» ACTIVITY: Find each line of the entries with the string "JSON", please, and copy it.

» Stored data entries:
☆ ☆ ☆ ☆ ☆

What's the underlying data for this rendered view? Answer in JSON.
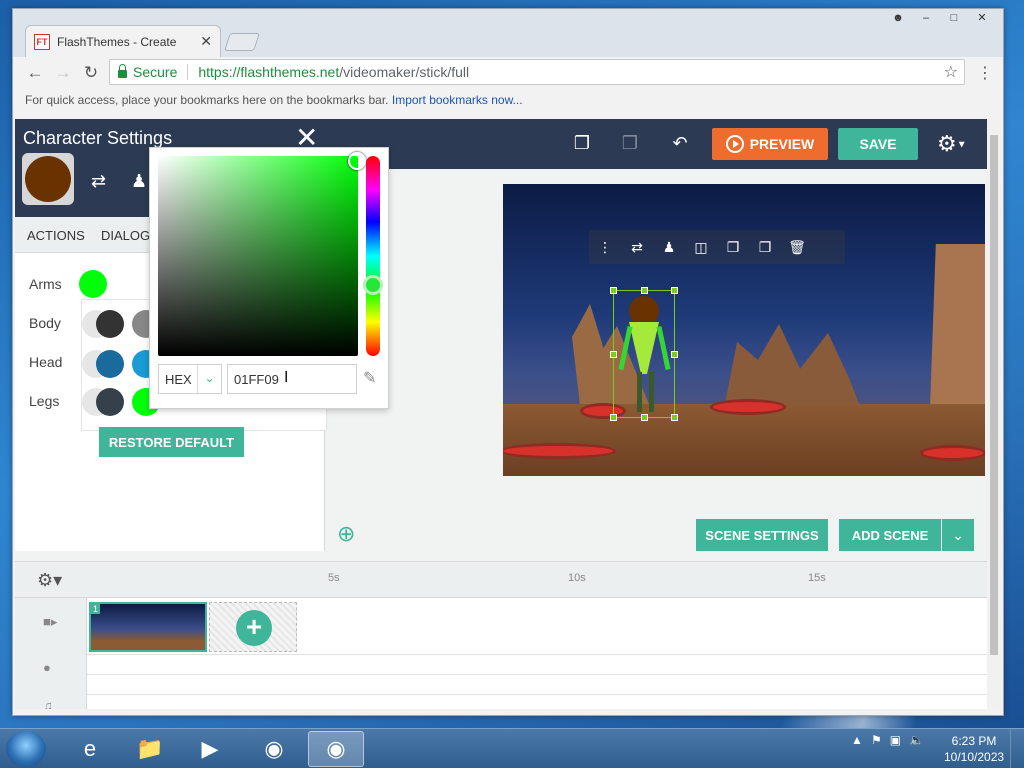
{
  "browser": {
    "tab_title": "FlashThemes - Create",
    "tab_favicon": "FT",
    "secure_label": "Secure",
    "url_scheme_host": "https://flashthemes.net",
    "url_path": "/videomaker/stick/full",
    "bookmarks_text": "For quick access, place your bookmarks here on the bookmarks bar.",
    "bookmarks_link": "Import bookmarks now..."
  },
  "app": {
    "preview_label": "PREVIEW",
    "save_label": "SAVE",
    "scene_settings_label": "SCENE SETTINGS",
    "add_scene_label": "ADD SCENE"
  },
  "character_settings": {
    "title": "Character Settings",
    "tabs": [
      "ACTIONS",
      "DIALOG"
    ],
    "parts": [
      {
        "label": "Arms",
        "color": "#01FF09"
      },
      {
        "label": "Body"
      },
      {
        "label": "Head"
      },
      {
        "label": "Legs"
      }
    ],
    "restore_label": "RESTORE DEFAULT",
    "avatar_color": "#6a3200"
  },
  "color_picker": {
    "mode": "HEX",
    "value": "01FF09"
  },
  "timeline": {
    "marks": [
      "5s",
      "10s",
      "15s"
    ],
    "scene_number": "1"
  },
  "taskbar": {
    "time": "6:23 PM",
    "date": "10/10/2023"
  },
  "colors": {
    "accent": "#3fb59a",
    "preview": "#ef6c2f",
    "header": "#2c3a53"
  }
}
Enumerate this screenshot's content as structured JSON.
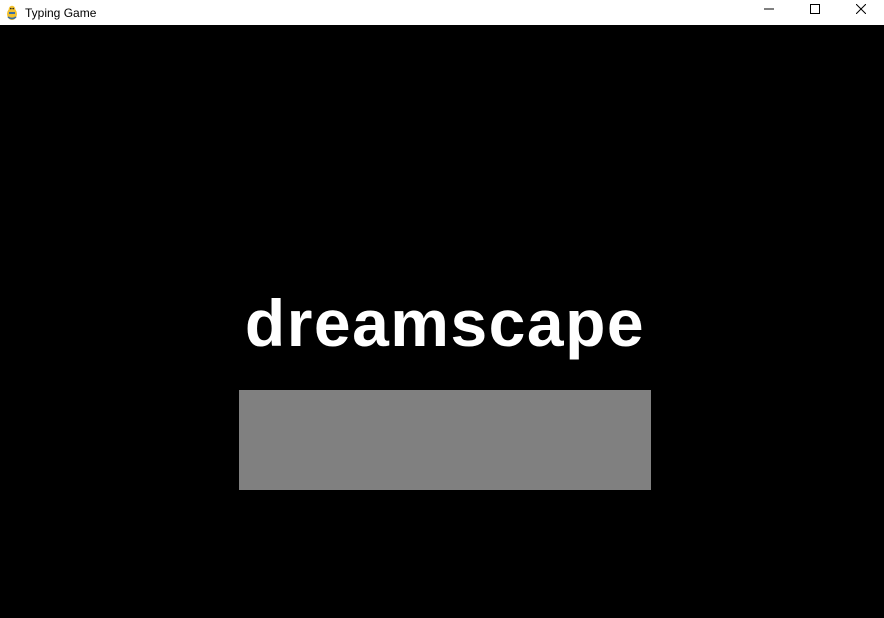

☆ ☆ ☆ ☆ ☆

» WRITTEN ANSWER:
What's the underlying data for this rendered view? Answer in JSON.
Enumerate this screenshot's content as structured JSON.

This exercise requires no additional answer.